[Data about app and page elements]
[Start of section]
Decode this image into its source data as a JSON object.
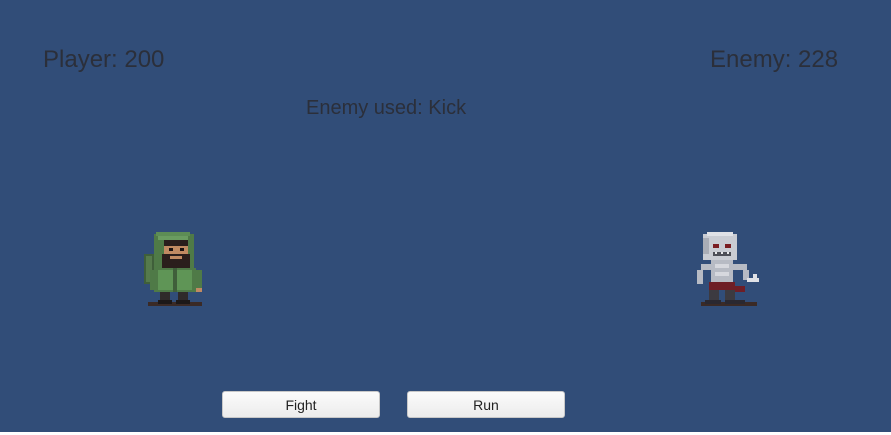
{
  "hud": {
    "player_label": "Player: 200",
    "enemy_label": "Enemy: 228",
    "battle_log": "Enemy used: Kick"
  },
  "player": {
    "hp": 200,
    "sprite": "hooded-bearded-adventurer-icon"
  },
  "enemy": {
    "hp": 228,
    "sprite": "pale-zombie-icon",
    "last_move": "Kick"
  },
  "actions": {
    "fight_label": "Fight",
    "run_label": "Run"
  },
  "colors": {
    "background": "#314d78",
    "hud_text": "#2b2f3a",
    "button_face": "#f2f2f2"
  }
}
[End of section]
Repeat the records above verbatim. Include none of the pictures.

**TASK ANSWER**
Decode this image into its source data as a JSON object.
{
  "hud": {
    "player_label": "Player: 200",
    "enemy_label": "Enemy: 228",
    "battle_log": "Enemy used: Kick"
  },
  "player": {
    "hp": 200,
    "sprite": "hooded-bearded-adventurer-icon"
  },
  "enemy": {
    "hp": 228,
    "sprite": "pale-zombie-icon",
    "last_move": "Kick"
  },
  "actions": {
    "fight_label": "Fight",
    "run_label": "Run"
  },
  "colors": {
    "background": "#314d78",
    "hud_text": "#2b2f3a",
    "button_face": "#f2f2f2"
  }
}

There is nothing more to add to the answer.